You also can test your project on the console. The command gbx3 -T "*" /path/to/my/project executes the unittests and prints the result to standard output. You can call single tests or an arrangement of tests in the same way, as these are stored in the file .test after you created a test suite.

You can even let run a testsuite by name by adding a preceeding "@" to it's name if you let it run with gbx3:

gbx3 -T "@my first testsuite" /path/to/my/project

Test fixture

Sometimes it is neccessary to create a "fixture", a special environment for a test or a couple of tests, and to destroy this environment after the test is done. For example a database connection should be established at the beginning of all tests, some tables for testing should be created and deleted for every single testmethod and the database connection should be closed at the end. This can be done with _Setup... and _Teardown... functions inside the testmodule.

Sub _Setup() and Sub _Teardown()

You can create methods with these names to create an environment for all testmethods inside a testmodule, in the beginning _Setup() is invoked and after all testmethods inside the testmodule are done you can destroy the environment with _Teardown().

Sub _SetupEach() and Sub _TeardownEach()

You can create methods with these names to create an environment for each testmethod before it is invoked and to destroy it afterwards. If you have five testmethods inside your testmodule these functions will be invoked five times, _SetupEach() before each testmethod, _TeardownEach() after each testmethod. Got it?
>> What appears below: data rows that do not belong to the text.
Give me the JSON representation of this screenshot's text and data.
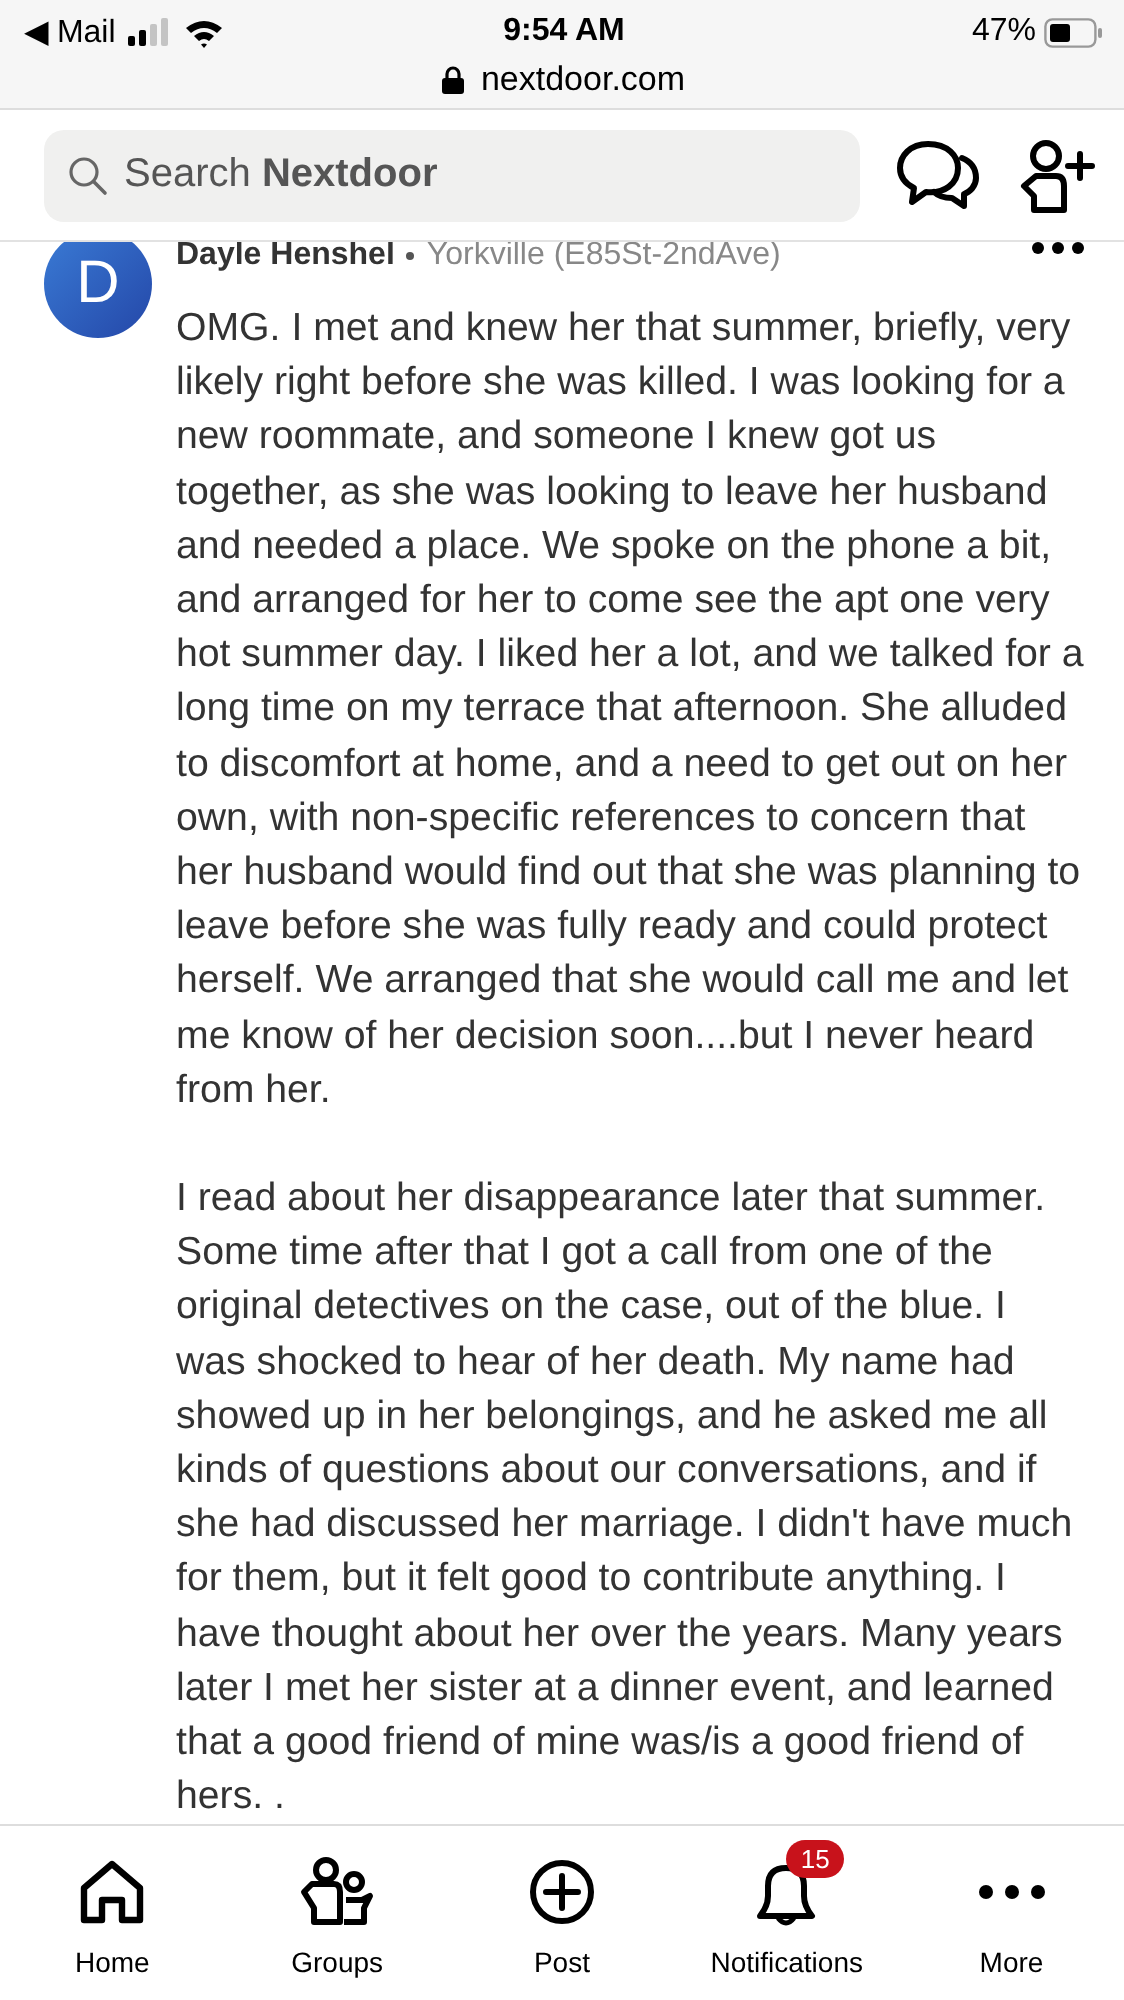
{
  "status_bar": {
    "back_app": "◀ Mail",
    "time": "9:54 AM",
    "battery": "47%",
    "url": "nextdoor.com"
  },
  "header": {
    "search": {
      "placeholder": "Search **Nextdoor**"
    }
  },
  "post": {
    "avatar_letter": "D",
    "author": "Dayle Henshel",
    "neighborhood": "Yorkville (E85St-2ndAve)",
    "paragraphs": [
      "OMG. I met and knew her that summer, briefly, very likely right before she was killed. I was looking for a new roommate, and someone I knew got us together, as she was looking to leave her husband and needed a place. We spoke on the phone a bit, and arranged for her to come see the apt one very hot summer day. I liked her a lot, and we talked for a long time on my terrace that afternoon. She alluded to discomfort at home, and a need to get out on her own, with non-specific references to concern that her husband would find out that she was planning to leave before she was fully ready and could protect herself. We arranged that she would call me and let me know of her decision soon....but I never heard from her.",
      "I read about her disappearance later that summer. Some time after that I got a call from one of the original detectives on the case, out of the blue. I was shocked to hear of her death. My name had showed up in her belongings, and he asked me all kinds of questions about our conversations, and if she had discussed her marriage. I didn't have much for them, but it felt good to contribute anything. I have thought about her over the years. Many years later I met her sister at a dinner event, and learned that a good friend of mine was/is a good friend of hers. ."
    ]
  },
  "nav": [
    {
      "kind": "home",
      "label": "Home"
    },
    {
      "kind": "groups",
      "label": "Groups"
    },
    {
      "kind": "post",
      "label": "Post"
    },
    {
      "kind": "notifications",
      "label": "Notifications",
      "badge": "15"
    },
    {
      "kind": "more",
      "label": "More"
    }
  ]
}
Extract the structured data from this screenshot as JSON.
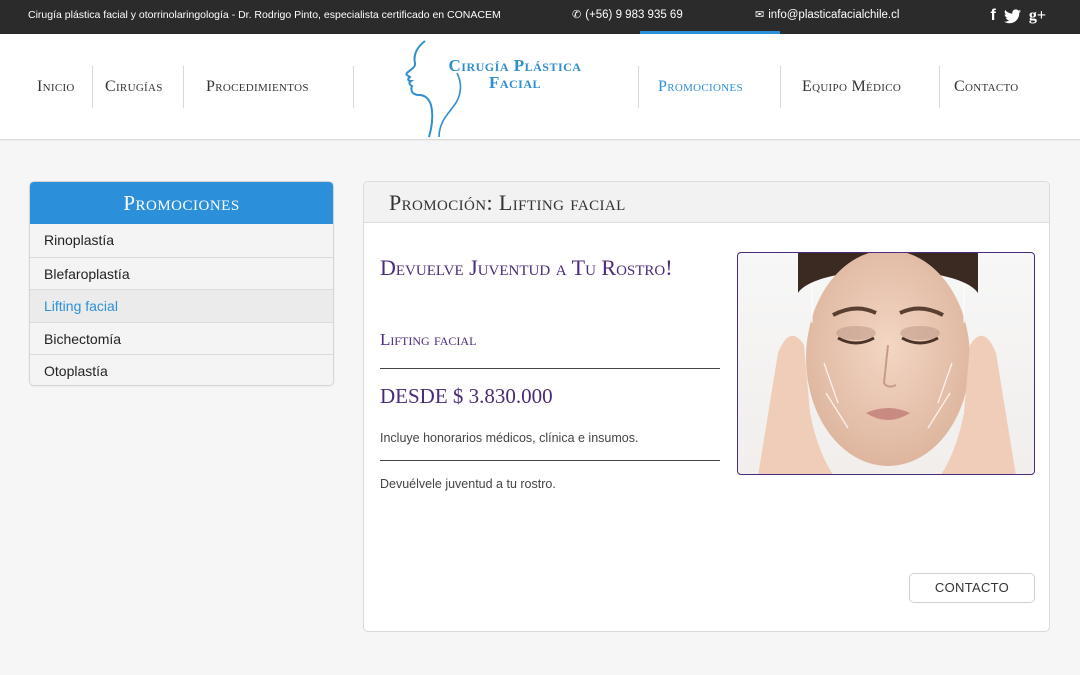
{
  "topbar": {
    "tagline": "Cirugía plástica facial y otorrinolaringología - Dr. Rodrigo Pinto, especialista certificado en CONACEM",
    "phone": "(+56) 9 983 935 69",
    "email": "info@plasticafacialchile.cl",
    "social": {
      "facebook": "f",
      "twitter": "🐦",
      "googleplus": "g+"
    },
    "icons": {
      "phone": "phone-icon",
      "email": "envelope-icon"
    }
  },
  "nav": {
    "inicio": "Inicio",
    "cirugias": "Cirugías",
    "procedimientos": "Procedimientos",
    "promociones": "Promociones",
    "equipo": "Equipo Médico",
    "contacto": "Contacto"
  },
  "logo": {
    "line1": "Cirugía Plástica",
    "line2": "Facial"
  },
  "sidebar": {
    "title": "Promociones",
    "items": [
      {
        "label": "Rinoplastía"
      },
      {
        "label": "Blefaroplastía"
      },
      {
        "label": "Lifting facial"
      },
      {
        "label": "Bichectomía"
      },
      {
        "label": "Otoplastía"
      }
    ],
    "active_index": 2
  },
  "main": {
    "heading": "Promoción: Lifting facial",
    "title": "Devuelve Juventud a Tu Rostro!",
    "subtitle": "Lifting facial",
    "price": "DESDE $ 3.830.000",
    "includes": "Incluye honorarios médicos, clínica e insumos.",
    "description": "Devuélvele juventud a tu rostro.",
    "contact_button": "CONTACTO"
  },
  "colors": {
    "accent": "#2b90d9",
    "purple": "#4a2a7a",
    "topbar": "#2b2b2b"
  }
}
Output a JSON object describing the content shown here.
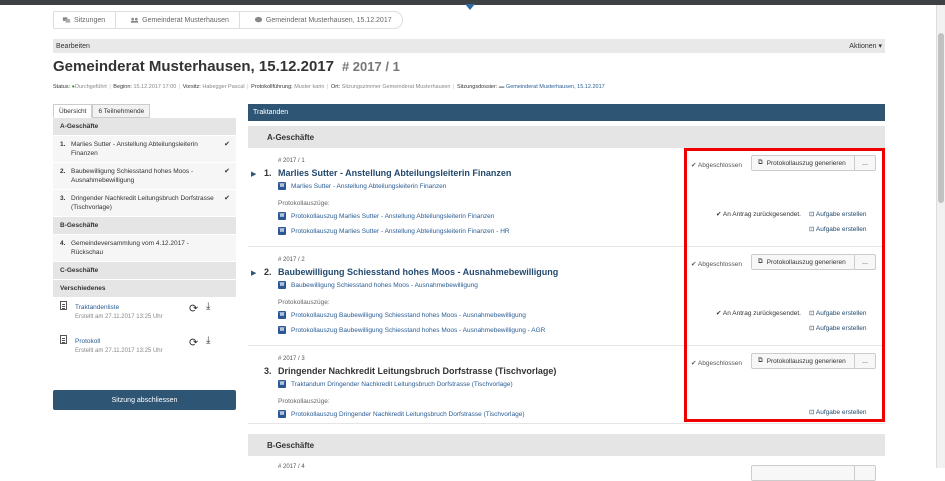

Plan tests

It would be pretty stupid if your test system, for unknown reasons, swallowed single tests and never showed you that they did not run. To protect yourself from this, there is a way to specify a plan that defines the number of assertions that must run inside a testmethod. And it goes like this:


' Gambas test file
''' Testmodule THelloWorld
Public Sub AHelloWorld()
  '' Defines the count of assertions in this testmethod
  Test.Plan(1)
  Assert.Equals(Hello.World(), "Hello World", "HW strings should be equal")
End

If the tests have not fulfilled the plan, the system will display "FAILED" and tell you the reason.